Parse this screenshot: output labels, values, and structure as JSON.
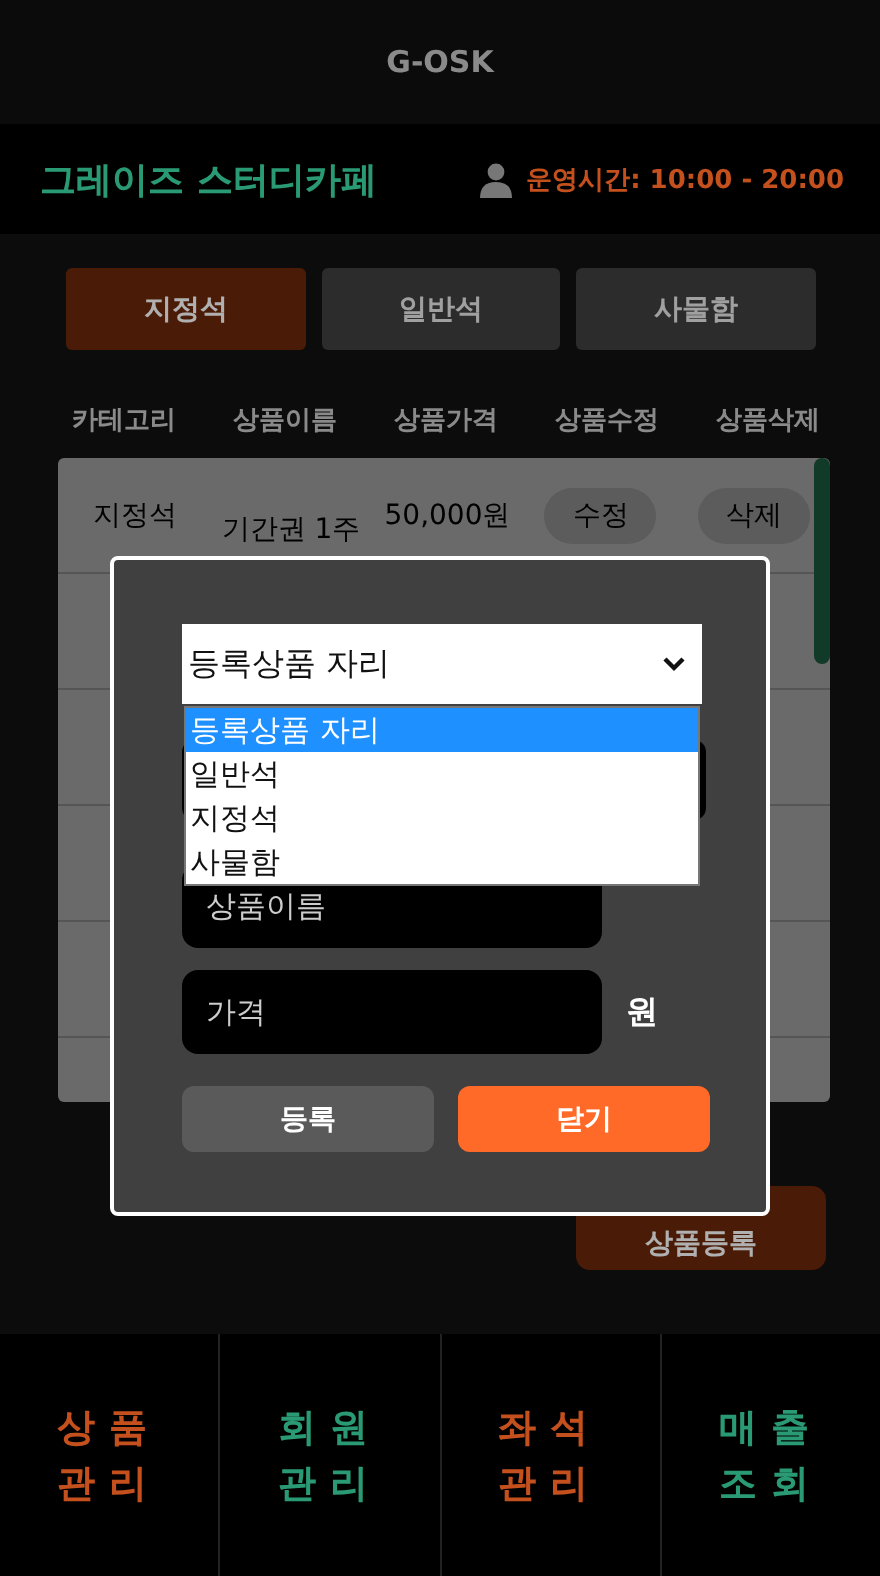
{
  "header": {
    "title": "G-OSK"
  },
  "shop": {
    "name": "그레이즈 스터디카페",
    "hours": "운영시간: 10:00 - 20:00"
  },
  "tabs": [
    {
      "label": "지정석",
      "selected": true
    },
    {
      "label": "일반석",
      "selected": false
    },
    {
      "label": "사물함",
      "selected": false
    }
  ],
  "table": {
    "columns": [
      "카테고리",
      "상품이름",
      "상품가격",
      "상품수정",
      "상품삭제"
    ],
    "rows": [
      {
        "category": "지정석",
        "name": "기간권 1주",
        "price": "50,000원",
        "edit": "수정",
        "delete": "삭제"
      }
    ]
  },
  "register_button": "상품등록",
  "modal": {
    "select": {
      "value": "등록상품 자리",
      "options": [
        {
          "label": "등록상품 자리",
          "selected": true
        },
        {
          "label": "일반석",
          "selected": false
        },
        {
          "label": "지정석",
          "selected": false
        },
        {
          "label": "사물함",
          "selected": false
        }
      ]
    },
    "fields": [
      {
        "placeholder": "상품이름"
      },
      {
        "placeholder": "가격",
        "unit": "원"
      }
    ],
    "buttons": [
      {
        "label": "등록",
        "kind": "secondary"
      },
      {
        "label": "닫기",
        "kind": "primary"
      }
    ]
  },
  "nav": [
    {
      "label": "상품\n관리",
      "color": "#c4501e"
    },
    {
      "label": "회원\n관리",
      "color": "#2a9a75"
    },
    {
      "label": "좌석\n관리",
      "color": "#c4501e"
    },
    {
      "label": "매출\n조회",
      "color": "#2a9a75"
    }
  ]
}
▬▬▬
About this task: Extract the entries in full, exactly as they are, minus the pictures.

Result for this exercise:
Parse this screenshot: output labels, values, and structure as JSON.
{
  "header": {
    "title": "G-OSK"
  },
  "shop": {
    "name": "그레이즈 스터디카페",
    "hours": "운영시간: 10:00 - 20:00"
  },
  "tabs": [
    {
      "label": "지정석",
      "selected": true
    },
    {
      "label": "일반석",
      "selected": false
    },
    {
      "label": "사물함",
      "selected": false
    }
  ],
  "table": {
    "columns": [
      "카테고리",
      "상품이름",
      "상품가격",
      "상품수정",
      "상품삭제"
    ],
    "rows": [
      {
        "category": "지정석",
        "name": "기간권 1주",
        "price": "50,000원",
        "edit": "수정",
        "delete": "삭제"
      }
    ]
  },
  "register_button": "상품등록",
  "modal": {
    "select": {
      "value": "등록상품 자리",
      "options": [
        {
          "label": "등록상품 자리",
          "selected": true
        },
        {
          "label": "일반석",
          "selected": false
        },
        {
          "label": "지정석",
          "selected": false
        },
        {
          "label": "사물함",
          "selected": false
        }
      ]
    },
    "fields": [
      {
        "placeholder": "상품이름"
      },
      {
        "placeholder": "가격",
        "unit": "원"
      }
    ],
    "buttons": [
      {
        "label": "등록",
        "kind": "secondary"
      },
      {
        "label": "닫기",
        "kind": "primary"
      }
    ]
  },
  "nav": [
    {
      "label": "상품\n관리",
      "color": "#c4501e"
    },
    {
      "label": "회원\n관리",
      "color": "#2a9a75"
    },
    {
      "label": "좌석\n관리",
      "color": "#c4501e"
    },
    {
      "label": "매출\n조회",
      "color": "#2a9a75"
    }
  ]
}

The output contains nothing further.